**Required work**
Search the material below for lines containing the string "this", and copy every one you find.

**Input data**

----------

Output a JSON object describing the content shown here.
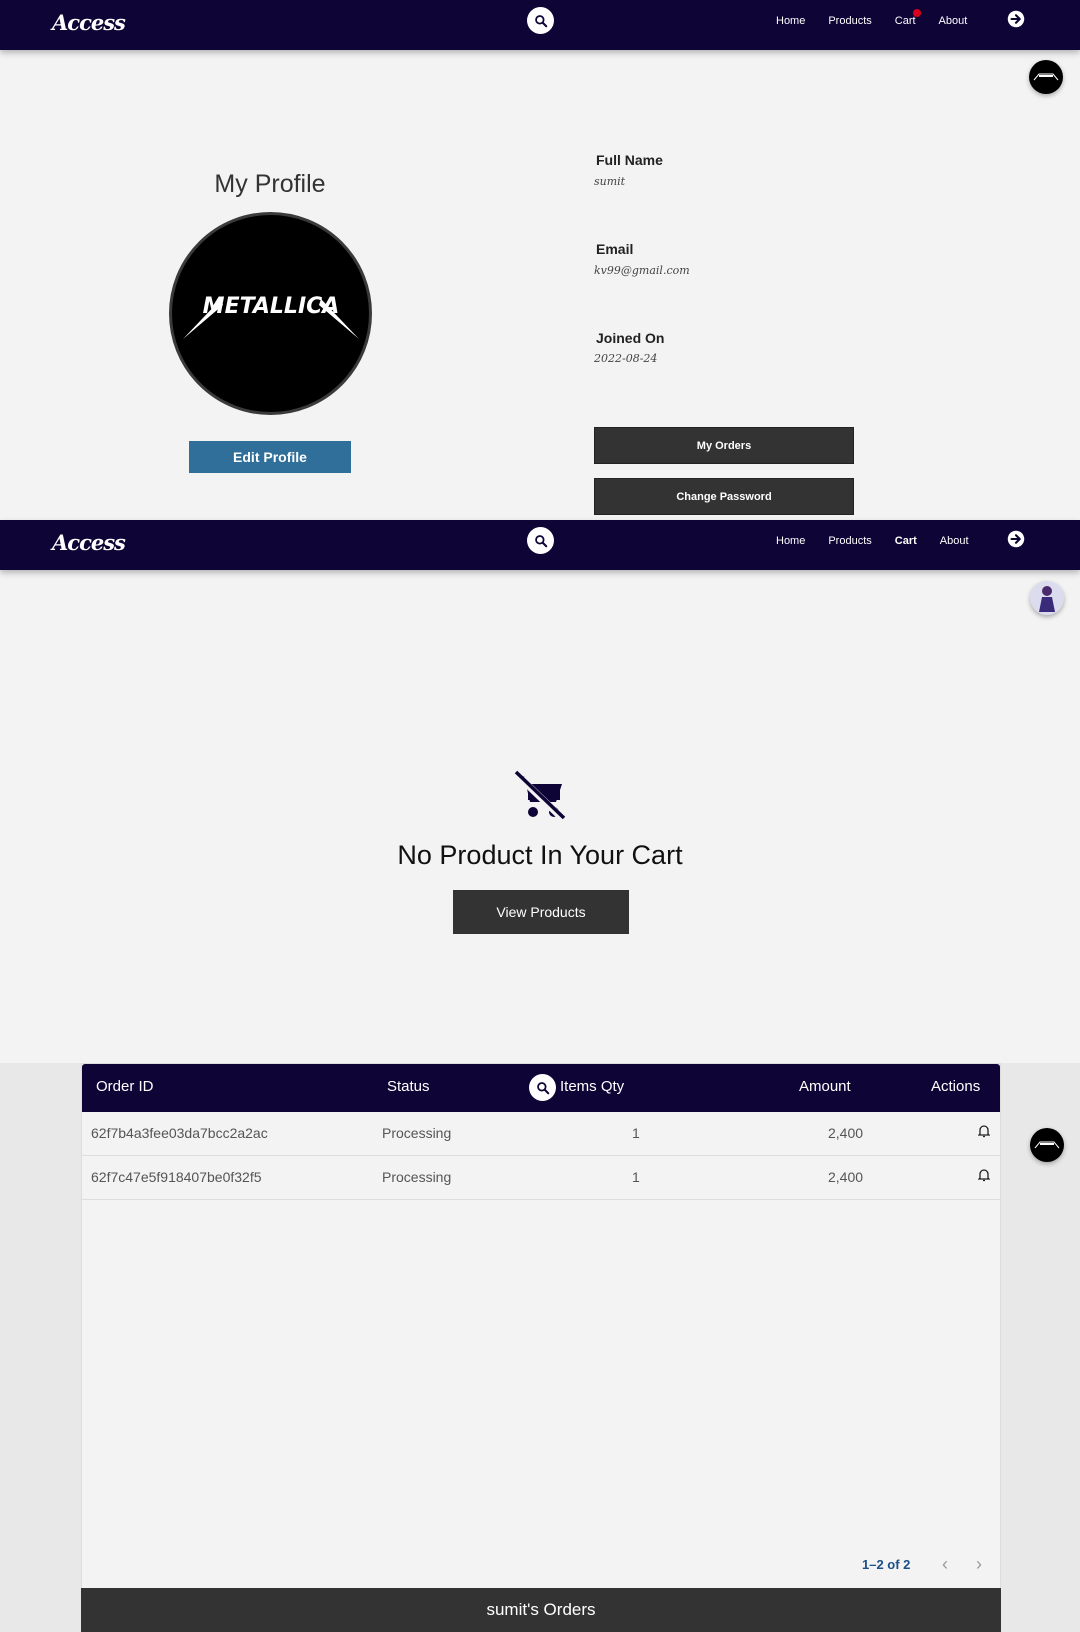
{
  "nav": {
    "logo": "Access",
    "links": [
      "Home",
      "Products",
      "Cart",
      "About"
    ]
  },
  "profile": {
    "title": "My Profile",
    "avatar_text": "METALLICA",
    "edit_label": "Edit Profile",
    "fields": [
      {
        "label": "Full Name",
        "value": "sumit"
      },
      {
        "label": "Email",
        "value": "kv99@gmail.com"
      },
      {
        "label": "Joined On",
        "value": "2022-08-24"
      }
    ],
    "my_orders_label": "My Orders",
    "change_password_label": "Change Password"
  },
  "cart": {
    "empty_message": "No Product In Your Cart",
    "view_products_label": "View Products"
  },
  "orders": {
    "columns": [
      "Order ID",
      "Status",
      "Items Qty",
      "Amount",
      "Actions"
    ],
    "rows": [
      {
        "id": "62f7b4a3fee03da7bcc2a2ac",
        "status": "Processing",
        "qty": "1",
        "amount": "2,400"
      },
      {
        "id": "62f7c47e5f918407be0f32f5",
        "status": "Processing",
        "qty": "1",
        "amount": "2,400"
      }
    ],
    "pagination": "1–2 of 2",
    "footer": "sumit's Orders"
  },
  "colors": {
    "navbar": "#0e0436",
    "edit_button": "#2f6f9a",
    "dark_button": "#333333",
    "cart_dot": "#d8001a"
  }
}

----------

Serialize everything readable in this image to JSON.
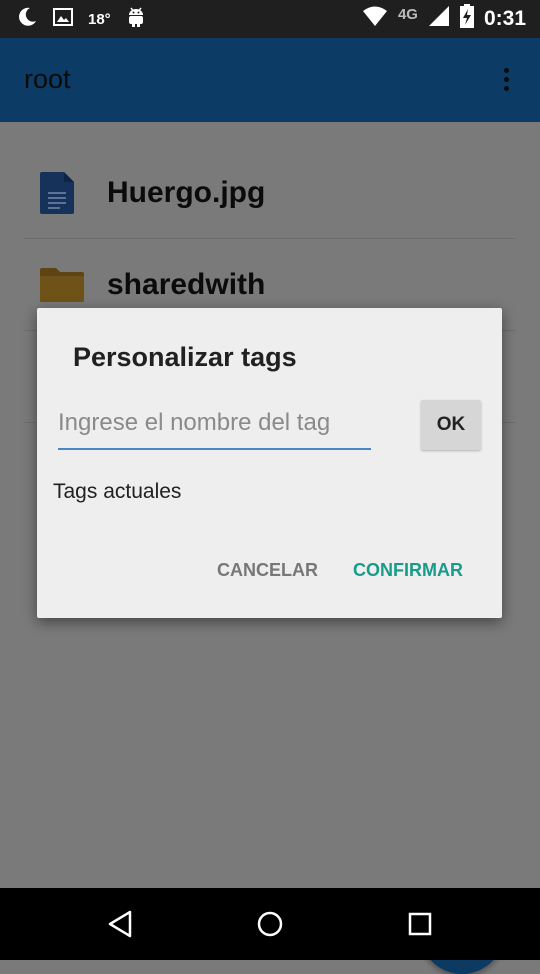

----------

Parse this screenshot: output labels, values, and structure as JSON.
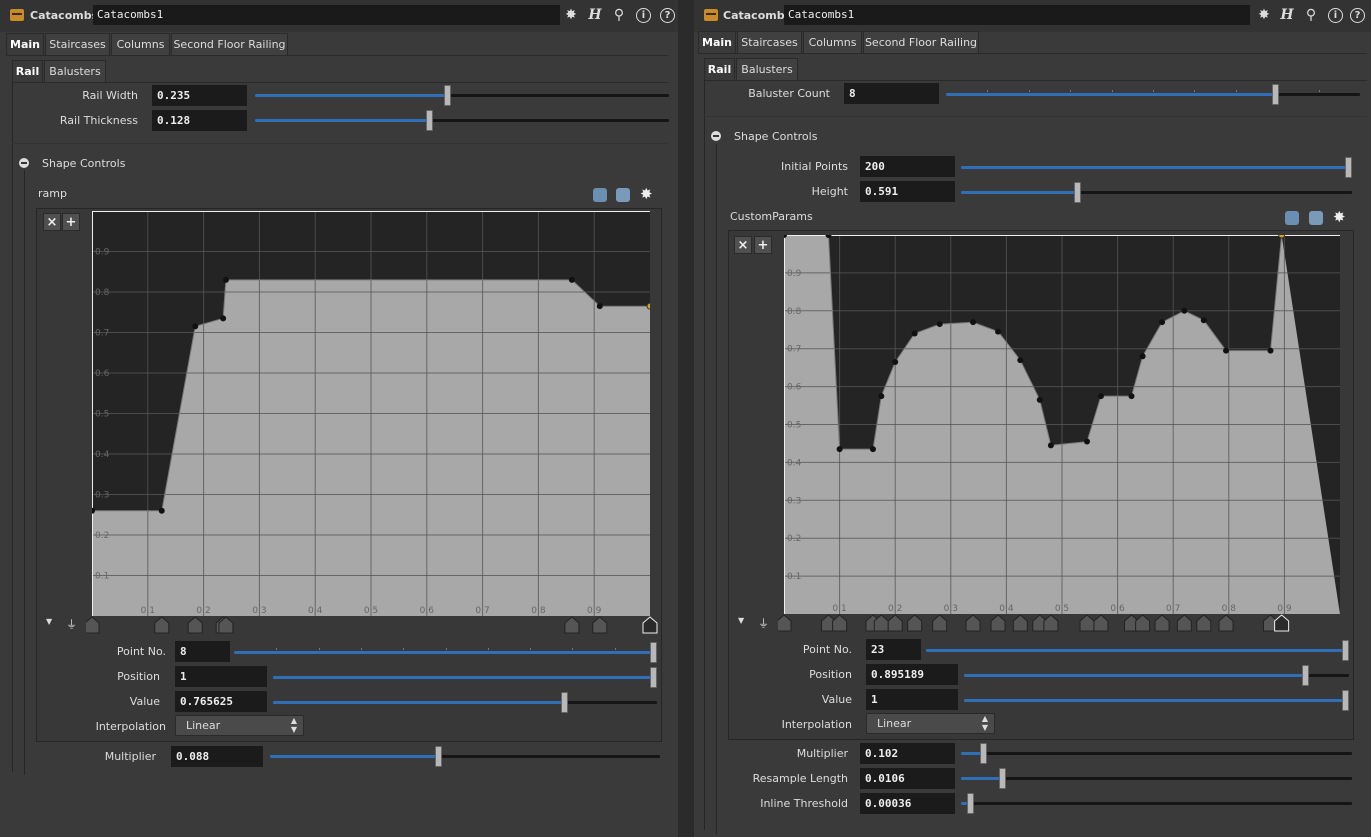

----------

**Your response**
Serialize everything readable in this image to JSON.
Parse this screenshot: output labels, values, and structure as JSON.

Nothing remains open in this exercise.